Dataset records
● ● ● ● ● ● ●

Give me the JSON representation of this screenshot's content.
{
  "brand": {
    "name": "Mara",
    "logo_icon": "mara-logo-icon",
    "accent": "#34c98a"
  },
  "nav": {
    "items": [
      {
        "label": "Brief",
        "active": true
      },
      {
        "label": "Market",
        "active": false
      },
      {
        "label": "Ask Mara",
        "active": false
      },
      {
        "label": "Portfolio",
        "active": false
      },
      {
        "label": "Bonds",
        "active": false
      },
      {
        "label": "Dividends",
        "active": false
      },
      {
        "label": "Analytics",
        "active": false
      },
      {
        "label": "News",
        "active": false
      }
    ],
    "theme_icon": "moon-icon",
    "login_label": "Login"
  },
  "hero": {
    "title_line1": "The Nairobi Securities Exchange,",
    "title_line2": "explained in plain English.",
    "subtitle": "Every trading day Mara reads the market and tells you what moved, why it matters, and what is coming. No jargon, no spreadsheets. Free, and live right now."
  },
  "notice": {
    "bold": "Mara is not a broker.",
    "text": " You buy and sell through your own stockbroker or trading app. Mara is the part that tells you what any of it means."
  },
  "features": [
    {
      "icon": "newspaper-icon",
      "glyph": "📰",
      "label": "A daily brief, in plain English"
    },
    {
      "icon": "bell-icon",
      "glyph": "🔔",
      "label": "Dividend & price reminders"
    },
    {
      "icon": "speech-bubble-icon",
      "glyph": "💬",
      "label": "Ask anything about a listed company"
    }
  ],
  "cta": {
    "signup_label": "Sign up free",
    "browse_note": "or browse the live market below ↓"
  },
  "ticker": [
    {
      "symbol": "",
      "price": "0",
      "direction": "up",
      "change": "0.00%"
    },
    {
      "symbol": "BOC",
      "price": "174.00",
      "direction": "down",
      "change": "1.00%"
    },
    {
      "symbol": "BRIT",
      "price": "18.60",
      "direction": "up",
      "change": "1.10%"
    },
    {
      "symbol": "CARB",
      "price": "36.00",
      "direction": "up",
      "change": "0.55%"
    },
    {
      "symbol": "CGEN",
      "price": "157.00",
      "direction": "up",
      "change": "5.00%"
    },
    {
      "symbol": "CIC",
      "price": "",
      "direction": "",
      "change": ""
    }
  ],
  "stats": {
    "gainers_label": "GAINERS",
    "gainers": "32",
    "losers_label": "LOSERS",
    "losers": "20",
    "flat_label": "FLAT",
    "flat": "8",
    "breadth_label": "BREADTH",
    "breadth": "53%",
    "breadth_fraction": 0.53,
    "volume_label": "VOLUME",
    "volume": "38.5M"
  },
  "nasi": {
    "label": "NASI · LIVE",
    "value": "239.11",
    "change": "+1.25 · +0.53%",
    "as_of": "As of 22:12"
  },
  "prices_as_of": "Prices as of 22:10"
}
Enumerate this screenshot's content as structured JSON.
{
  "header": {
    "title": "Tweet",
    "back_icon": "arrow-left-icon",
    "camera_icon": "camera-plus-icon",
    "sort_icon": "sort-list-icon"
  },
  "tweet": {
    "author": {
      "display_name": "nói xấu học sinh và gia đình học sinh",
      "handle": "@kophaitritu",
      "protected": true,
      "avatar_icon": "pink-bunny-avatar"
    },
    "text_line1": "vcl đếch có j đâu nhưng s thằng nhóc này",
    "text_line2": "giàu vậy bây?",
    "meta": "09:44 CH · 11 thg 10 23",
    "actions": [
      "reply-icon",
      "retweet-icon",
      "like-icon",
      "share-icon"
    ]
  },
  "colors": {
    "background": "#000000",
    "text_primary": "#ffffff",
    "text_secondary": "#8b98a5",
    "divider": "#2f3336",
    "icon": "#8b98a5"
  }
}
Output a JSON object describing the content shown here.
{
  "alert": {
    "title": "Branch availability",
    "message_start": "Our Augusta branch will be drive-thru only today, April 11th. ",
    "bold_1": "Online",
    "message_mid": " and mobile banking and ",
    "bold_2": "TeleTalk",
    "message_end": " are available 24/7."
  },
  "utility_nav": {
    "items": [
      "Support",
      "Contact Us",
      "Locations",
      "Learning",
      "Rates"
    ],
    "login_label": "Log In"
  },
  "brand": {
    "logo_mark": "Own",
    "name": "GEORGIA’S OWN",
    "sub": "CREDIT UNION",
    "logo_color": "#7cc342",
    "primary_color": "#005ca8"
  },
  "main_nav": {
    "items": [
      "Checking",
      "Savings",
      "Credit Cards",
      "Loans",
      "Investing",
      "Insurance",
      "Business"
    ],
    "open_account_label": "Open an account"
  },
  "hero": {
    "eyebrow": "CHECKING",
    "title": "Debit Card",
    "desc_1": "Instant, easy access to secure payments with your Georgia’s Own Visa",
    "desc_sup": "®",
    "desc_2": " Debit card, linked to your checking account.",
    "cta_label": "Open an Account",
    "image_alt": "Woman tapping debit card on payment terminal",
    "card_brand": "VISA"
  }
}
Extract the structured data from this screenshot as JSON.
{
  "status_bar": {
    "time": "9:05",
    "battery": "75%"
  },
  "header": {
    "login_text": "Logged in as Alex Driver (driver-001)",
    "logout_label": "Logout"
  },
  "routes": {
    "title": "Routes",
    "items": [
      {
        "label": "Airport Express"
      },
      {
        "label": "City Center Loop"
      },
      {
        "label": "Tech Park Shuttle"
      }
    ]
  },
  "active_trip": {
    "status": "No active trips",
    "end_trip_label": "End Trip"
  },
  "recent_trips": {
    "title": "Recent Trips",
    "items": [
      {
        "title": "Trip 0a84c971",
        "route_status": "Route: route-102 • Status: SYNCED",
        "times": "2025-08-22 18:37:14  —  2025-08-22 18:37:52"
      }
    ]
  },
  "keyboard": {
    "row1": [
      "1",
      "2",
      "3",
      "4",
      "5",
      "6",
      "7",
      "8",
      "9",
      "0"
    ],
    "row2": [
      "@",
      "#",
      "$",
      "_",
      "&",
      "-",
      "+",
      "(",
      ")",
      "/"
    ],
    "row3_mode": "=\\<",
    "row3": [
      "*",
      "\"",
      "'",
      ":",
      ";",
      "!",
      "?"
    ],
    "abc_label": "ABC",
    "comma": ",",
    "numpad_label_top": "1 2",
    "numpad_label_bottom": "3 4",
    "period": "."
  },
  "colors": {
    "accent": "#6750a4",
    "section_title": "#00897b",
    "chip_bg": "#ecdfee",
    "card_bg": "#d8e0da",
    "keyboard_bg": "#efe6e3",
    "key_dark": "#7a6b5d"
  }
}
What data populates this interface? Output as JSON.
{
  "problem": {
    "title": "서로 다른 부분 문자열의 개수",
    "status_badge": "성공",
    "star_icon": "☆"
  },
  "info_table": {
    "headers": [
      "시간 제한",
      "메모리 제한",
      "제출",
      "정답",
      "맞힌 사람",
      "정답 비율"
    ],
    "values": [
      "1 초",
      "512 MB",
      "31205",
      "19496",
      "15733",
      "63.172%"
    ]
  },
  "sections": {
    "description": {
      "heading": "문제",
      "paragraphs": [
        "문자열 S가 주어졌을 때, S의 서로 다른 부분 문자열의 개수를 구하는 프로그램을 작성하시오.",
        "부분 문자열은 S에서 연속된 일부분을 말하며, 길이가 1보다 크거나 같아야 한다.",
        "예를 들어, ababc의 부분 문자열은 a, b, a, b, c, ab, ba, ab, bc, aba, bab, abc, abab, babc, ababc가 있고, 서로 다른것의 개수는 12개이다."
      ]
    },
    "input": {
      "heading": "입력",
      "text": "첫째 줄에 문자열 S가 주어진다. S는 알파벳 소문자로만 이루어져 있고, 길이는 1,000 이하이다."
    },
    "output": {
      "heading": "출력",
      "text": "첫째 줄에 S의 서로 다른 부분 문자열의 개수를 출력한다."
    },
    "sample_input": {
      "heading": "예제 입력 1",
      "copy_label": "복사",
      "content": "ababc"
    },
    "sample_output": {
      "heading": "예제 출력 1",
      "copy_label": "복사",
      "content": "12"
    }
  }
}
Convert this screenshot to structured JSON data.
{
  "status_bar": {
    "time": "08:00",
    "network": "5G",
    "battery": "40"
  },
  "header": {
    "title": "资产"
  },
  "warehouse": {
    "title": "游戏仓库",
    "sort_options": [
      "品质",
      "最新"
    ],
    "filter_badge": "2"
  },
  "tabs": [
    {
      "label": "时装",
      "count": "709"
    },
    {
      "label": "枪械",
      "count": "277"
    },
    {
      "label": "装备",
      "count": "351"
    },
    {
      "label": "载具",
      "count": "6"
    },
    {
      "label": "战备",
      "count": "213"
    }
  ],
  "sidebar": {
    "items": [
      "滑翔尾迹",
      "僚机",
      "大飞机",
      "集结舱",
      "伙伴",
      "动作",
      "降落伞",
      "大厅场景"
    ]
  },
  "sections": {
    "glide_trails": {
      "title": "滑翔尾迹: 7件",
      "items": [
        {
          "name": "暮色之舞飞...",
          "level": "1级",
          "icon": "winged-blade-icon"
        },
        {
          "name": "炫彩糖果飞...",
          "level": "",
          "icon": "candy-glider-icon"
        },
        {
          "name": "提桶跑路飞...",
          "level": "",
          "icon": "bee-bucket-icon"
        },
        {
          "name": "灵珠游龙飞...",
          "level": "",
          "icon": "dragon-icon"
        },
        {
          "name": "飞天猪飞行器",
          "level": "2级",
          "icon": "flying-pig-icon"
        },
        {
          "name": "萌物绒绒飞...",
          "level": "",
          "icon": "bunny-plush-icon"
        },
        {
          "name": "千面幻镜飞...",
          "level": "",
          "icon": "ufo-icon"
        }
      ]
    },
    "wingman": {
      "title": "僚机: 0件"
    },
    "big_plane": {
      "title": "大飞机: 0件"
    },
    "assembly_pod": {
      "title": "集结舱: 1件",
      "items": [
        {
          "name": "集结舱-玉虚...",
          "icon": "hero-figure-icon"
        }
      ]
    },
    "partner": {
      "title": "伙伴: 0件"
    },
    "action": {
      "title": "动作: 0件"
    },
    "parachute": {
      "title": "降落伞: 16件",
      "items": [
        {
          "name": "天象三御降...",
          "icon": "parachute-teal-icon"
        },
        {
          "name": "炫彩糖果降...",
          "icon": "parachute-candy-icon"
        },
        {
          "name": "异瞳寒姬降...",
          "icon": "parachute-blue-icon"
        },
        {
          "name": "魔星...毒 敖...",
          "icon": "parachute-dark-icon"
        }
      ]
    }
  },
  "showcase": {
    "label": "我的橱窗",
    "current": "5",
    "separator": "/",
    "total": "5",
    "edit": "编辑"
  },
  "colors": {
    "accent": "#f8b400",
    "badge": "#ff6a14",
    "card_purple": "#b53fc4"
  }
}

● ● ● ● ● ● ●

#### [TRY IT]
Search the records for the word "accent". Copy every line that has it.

#### [OUTPUT OF THE EXERCISE]
    "accent": "#34c98a"
    "accent": "#6750a4",
    "accent": "#f8b400",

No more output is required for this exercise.